ZURICH-KLOTEN – Denmark might not have been able to generate much against the Czech Republic but there’s no mistaking that their team has changed since 2003. Mikkel Bødker is the highest drafted Danish player in history. Selected eighth overall by the Phoenix Coyotes in 2008, Bødker joins Steve Stamkos and Luke Schenn as first year players who also made their NHL teams out of camp and now representing their national team at this World Championship. IIHF.com’s John Sanful spoke with the talented Team Denmark forward.
What are your impressions of the game against the Czech Republic?
I think we really did a good job playing five on five. It’s hard when they have those skill players like Hemsky and Jagr, who can really set up the power play. I think we did an outstanding job at even strength and we kept them on the outside and worked hard. If we can stay out of the box and keep skating we can play our system and then have two really good games the rest of this round.
Tell us about your year. Being drafted and then playing right away in the NHL must be something?
It was unbelievable. I’ve learned so much all year and I keep learning every day. It is a special feeling when you come in and you’re around players who’ve been in the NHL for a long time. Making the team out of camp meant a lot to me. Wayne (Gretzky) told me that I had a shot at making the team and with that in my mind I think it just made me go out there and work as hard as I could. Shane Doan and others in the organization helped me all year. I couldn’t thank them enough for all their help.
Why do you wear number 89, it is because of your birth year?
I used to wear number 8 but when I got to junior hockey there was a teammate who had it already so my dad told me to pick 89. It looks kind of cool and it works.
When Denmark beat Team USA in the 2003 World Championships were you watching the game?
I was watching the game and was so excited by the win. That’s why being on this team means so much because there are so many guys in this room that were on that team. Everybody back home was really excited because it was really big.
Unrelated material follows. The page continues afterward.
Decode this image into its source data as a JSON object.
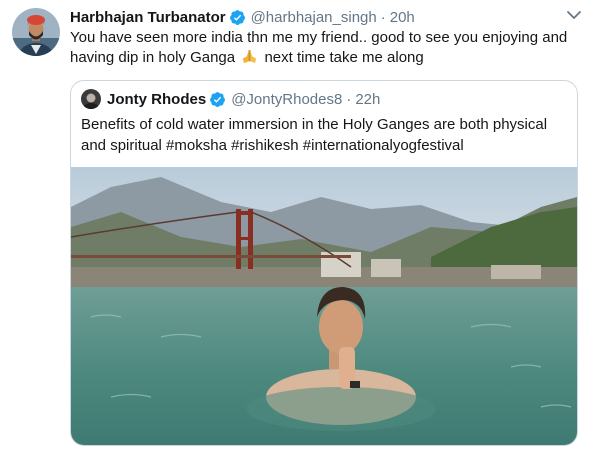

I also remember that same year we tied Canada 2-2. Obviously that was a big year for Danish hockey and hopefully we can have a year like that this year.
How old were you when you saw that game in 2003?
I was thirteen.
What has being in the top division of the World Championships meant for Danish hockey?
You learn a lot from looking at the older guys on the team. I got a chance to go over to Canada and play which helped me develop a lot. The coaches back home in Denmark are doing a great job developing talent and I think you see that with the national team and how we compete on a higher level that ever before.
Do you sometimes feel pressure to have to be a role model for youngsters in Denmark that might want to follow in your footsteps and play hockey?
Obviously you want to do well every time you go out on the ice and lead the way. There is some pressure but nothing I think I can’t handle. I got some nice guys in the room who have helped me along the way and I really believe that it is one of many steps.
What’s it like having Wayne Gretzky as your coach?
It’s so amazing. I never dreamt I’d even meet him. He’s an unbelievable guy and a good coach and a great hockey mind. He’s the best teacher in hockey and I learn from him every day. When he talks you just listen and learn. Playing for him is something I would not trade away for anything.